Print the records below exactly, with no pictures.

=== Begin Enclosure ===

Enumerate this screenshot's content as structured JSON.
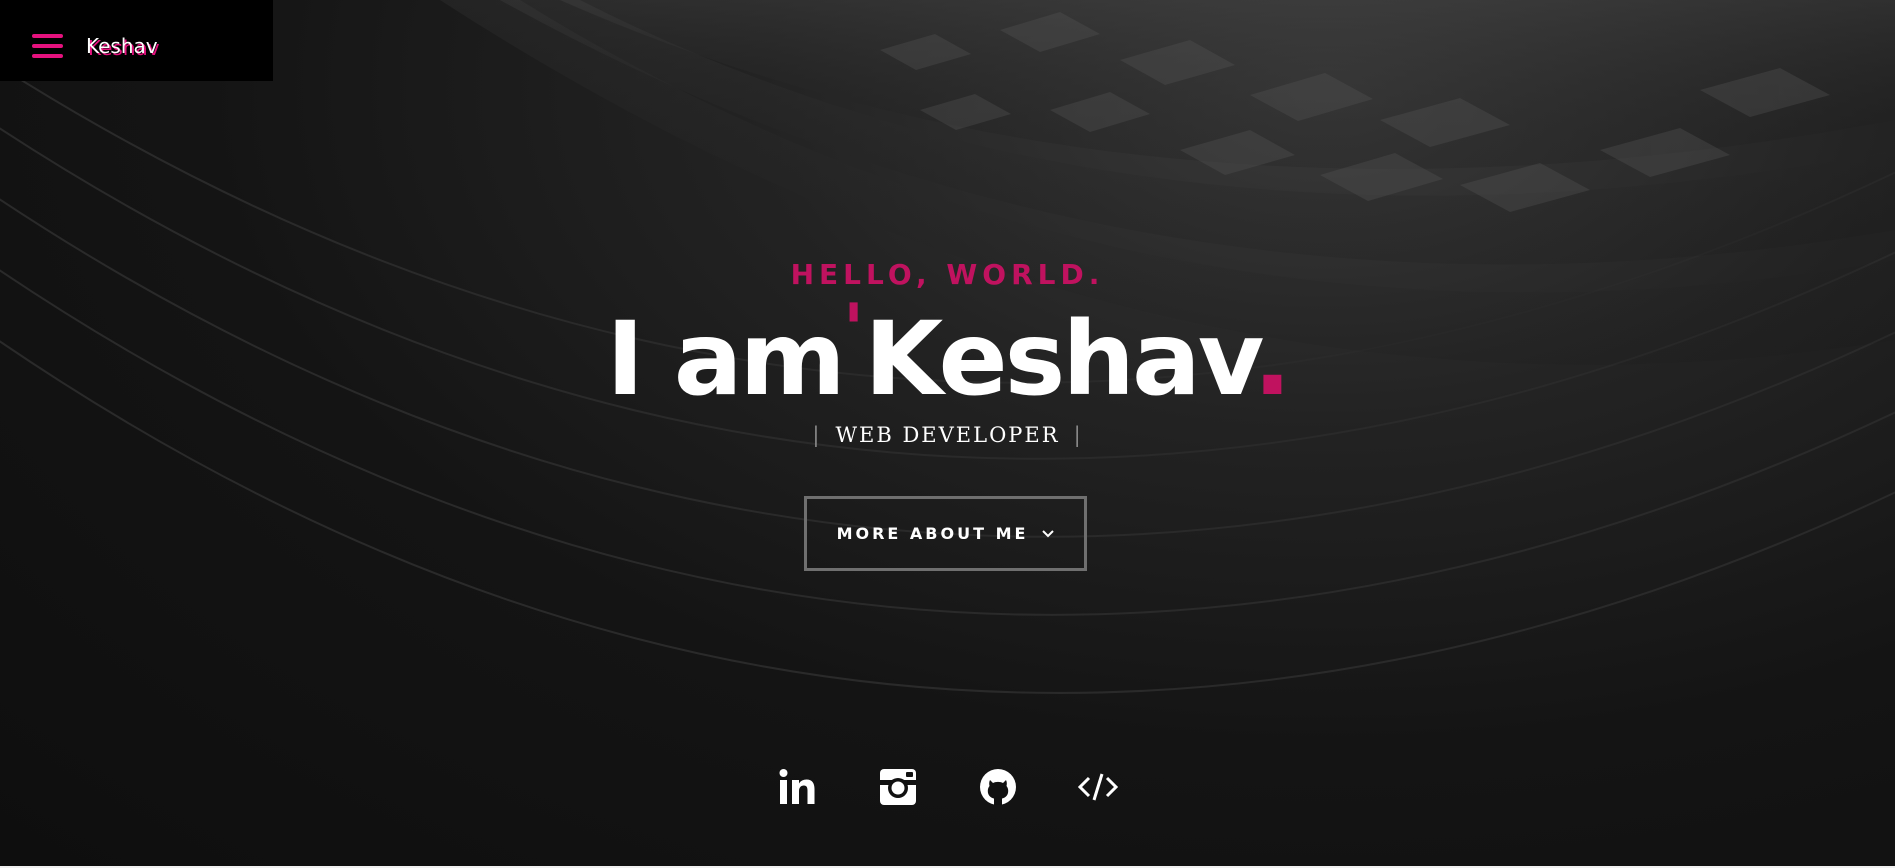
{
  "header": {
    "brand": "Keshav",
    "menu_icon": "hamburger-icon"
  },
  "intro": {
    "greeting": "HELLO, WORLD.",
    "headline_prefix": "I am",
    "headline_apostrophe": "'",
    "headline_name": "Keshav",
    "headline_dot": ".",
    "role_bar_left": "|",
    "role": "WEB DEVELOPER",
    "role_bar_right": "|",
    "more_button_label": "MORE ABOUT ME"
  },
  "social": [
    {
      "name": "linkedin",
      "icon": "linkedin-icon"
    },
    {
      "name": "instagram",
      "icon": "instagram-icon"
    },
    {
      "name": "github",
      "icon": "github-icon"
    },
    {
      "name": "code",
      "icon": "code-icon"
    }
  ],
  "colors": {
    "accent": "#c0125f",
    "menu_accent": "#e5127e",
    "background": "#111111"
  }
}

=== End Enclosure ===

> **Answer box**
Enumerate this screenshot's content as structured JSON.
{
  "header": {
    "brand": "Keshav",
    "menu_icon": "hamburger-icon"
  },
  "intro": {
    "greeting": "HELLO, WORLD.",
    "headline_prefix": "I am",
    "headline_apostrophe": "'",
    "headline_name": "Keshav",
    "headline_dot": ".",
    "role_bar_left": "|",
    "role": "WEB DEVELOPER",
    "role_bar_right": "|",
    "more_button_label": "MORE ABOUT ME"
  },
  "social": [
    {
      "name": "linkedin",
      "icon": "linkedin-icon"
    },
    {
      "name": "instagram",
      "icon": "instagram-icon"
    },
    {
      "name": "github",
      "icon": "github-icon"
    },
    {
      "name": "code",
      "icon": "code-icon"
    }
  ],
  "colors": {
    "accent": "#c0125f",
    "menu_accent": "#e5127e",
    "background": "#111111"
  }
}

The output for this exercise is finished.